Yet, it should be mentioned that some private sector members on both side look with some apprehension at Jordan joining in. Decreasing Jordan’s tariff rates and allowing imports to come in could threaten Jordan’s protected industries and even agriculture. Well, this is a problem that can be easily addressed by compensating potential losers for a limited period of time. Some writers in the GCC countries still grudge Jordan’s 1990-91 position vis-a-vis the occupation of Iraq. However, these same commentators are a bigger problem to their respective countries. The same applies to some Jordanians who may still harbor dreams of total Arab unity. Any project as important as Jordan joining the GCC will have some raised eye brows. This opposition measures very little to the enthusiasm with which Jordanians embrace this proposal.
Jordan is already a member of the GCC in terms of its economic, financial, labor, strategic, security and cultural relations with the council.
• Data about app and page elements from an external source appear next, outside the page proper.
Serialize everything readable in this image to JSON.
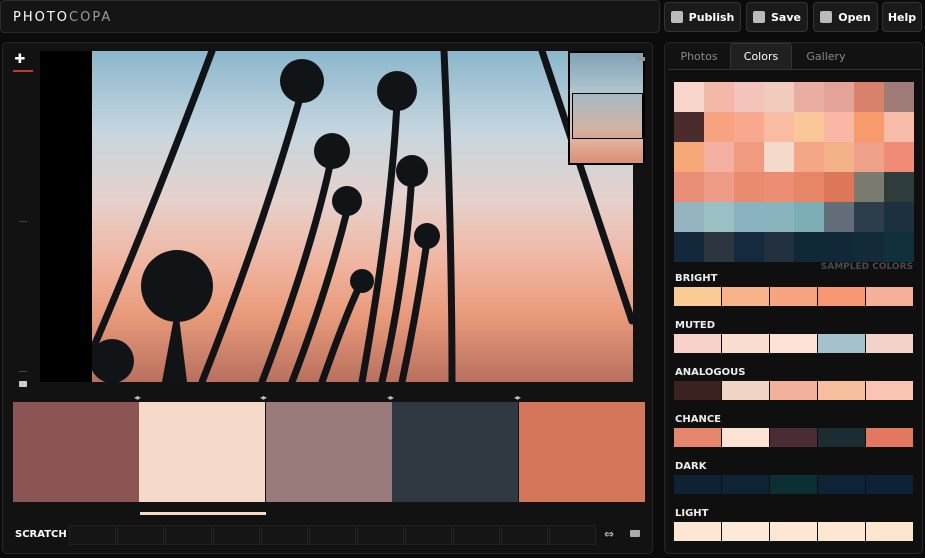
{
  "app": {
    "logo_main": "PHOTO",
    "logo_sub": "COPA"
  },
  "toolbar": {
    "publish": "Publish",
    "save": "Save",
    "open": "Open",
    "help": "Help"
  },
  "palette": [
    {
      "color": "#8b5455"
    },
    {
      "color": "#f5d9c9"
    },
    {
      "color": "#9a7b7b"
    },
    {
      "color": "#2e3942"
    },
    {
      "color": "#d4765a"
    }
  ],
  "scratch": {
    "label": "SCRATCH"
  },
  "tabs": [
    {
      "label": "Photos"
    },
    {
      "label": "Colors"
    },
    {
      "label": "Gallery"
    }
  ],
  "sampled_label": "SAMPLED COLORS",
  "sampled_colors": [
    [
      "#f8d6cc",
      "#f2b8a8",
      "#f3c4bc",
      "#f2cbbf",
      "#e9aea1",
      "#e3a497",
      "#d8826b",
      "#a07c79"
    ],
    [
      "#4a2c2d",
      "#f7a280",
      "#f8a88e",
      "#f9bba2",
      "#fac898",
      "#f9b8a6",
      "#f79a6c",
      "#f6bca9"
    ],
    [
      "#f7a878",
      "#f4b0a0",
      "#f09a80",
      "#f6dacc",
      "#f5a686",
      "#f3b288",
      "#efa088",
      "#f08c76"
    ],
    [
      "#e98f78",
      "#ec9c86",
      "#e98b6f",
      "#ea8d73",
      "#e68667",
      "#dc7859",
      "#7b7a6e",
      "#2e3c3b"
    ],
    [
      "#96b4c0",
      "#9ac0c4",
      "#8bb2c0",
      "#89b4be",
      "#7cacb4",
      "#646e7a",
      "#2e3d4c",
      "#1d3040"
    ],
    [
      "#14283b",
      "#2b363f",
      "#162a3e",
      "#223040",
      "#0f2a36",
      "#102838",
      "#142a38",
      "#10303c"
    ]
  ],
  "schemes": [
    {
      "label": "BRIGHT",
      "colors": [
        "#fbcb96",
        "#f9b38a",
        "#f7a480",
        "#f69874",
        "#f4b09a"
      ]
    },
    {
      "label": "MUTED",
      "colors": [
        "#f8d2ca",
        "#fbddd2",
        "#fce2d6",
        "#a5c2cc",
        "#f3d2ca"
      ]
    },
    {
      "label": "ANALOGOUS",
      "colors": [
        "#3a2221",
        "#f0d5c4",
        "#f3b09c",
        "#f8bf9e",
        "#fac4b2"
      ]
    },
    {
      "label": "CHANCE",
      "colors": [
        "#e6866c",
        "#fbe2d2",
        "#4a2c34",
        "#1c2c33",
        "#e3775f"
      ]
    },
    {
      "label": "DARK",
      "colors": [
        "#0f2233",
        "#0e2435",
        "#0c2f34",
        "#0f2338",
        "#0e2236"
      ]
    },
    {
      "label": "LIGHT",
      "colors": [
        "#fde6d2",
        "#fce9d8",
        "#fde6d4",
        "#fde6d2",
        "#fde6d0"
      ]
    }
  ]
}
A next formal and natural step should be taken. Jordan can at the beginning join the GCC customs union where its tariffs are gradually reduced over a period of three year to (5) percent which Jordan has to do anyway. Accordingly, Jordan will be allowed to enjoy free mobility of its capital, labor, and goods and services within the Gulf States. Jordanians are already investing in very large amounts especially in UAE, Saudi Arabia, Qatar, Bahrain and Oman. Investments are not unidirectional from the Gulf to Jordan.
Moreover, Jordan imports from and exports to the GCC constitute a large share of its respective totals. In short, the relation is strong and mutual.
In the next step, Jordan can prepare itself by meeting the fiscal and monetary requirements to meet the benchmarks of the currency union. Like GCC members (except for Kuwait), the Jordan Dinar is linked to the US dollar.
In a nutshell, Jordan’s accession to the GCC, and a further Gulf Union, is the natural next step. Ever since the GCC invited Jordan to apply two years ago, not much has been done. It is about time something is. Otherwise, people in Jordan will think that such an invitation is occasional and ceremonial. I believe it is good for all involved.
Dr. Jawad Anani former Deputy Prime Minister and Foreign Minister in Jordan. He is now the president of the Jordan Economic and Social council. He holds a Doctorate degree in economics from the University of Georgia. Anani held previously the following positions: Minister of Supply from 1979 -1980, Minister of Labor from 1980-1984, Minister of Industry, Trade and Tourism in 1984 and Minister of State for Cabinet Affairs and Minister of Information 1993-1995, and Deputy Prime Minister for the development between 1997-1998 and was given the portfolio of Foreign Affairs in 1998.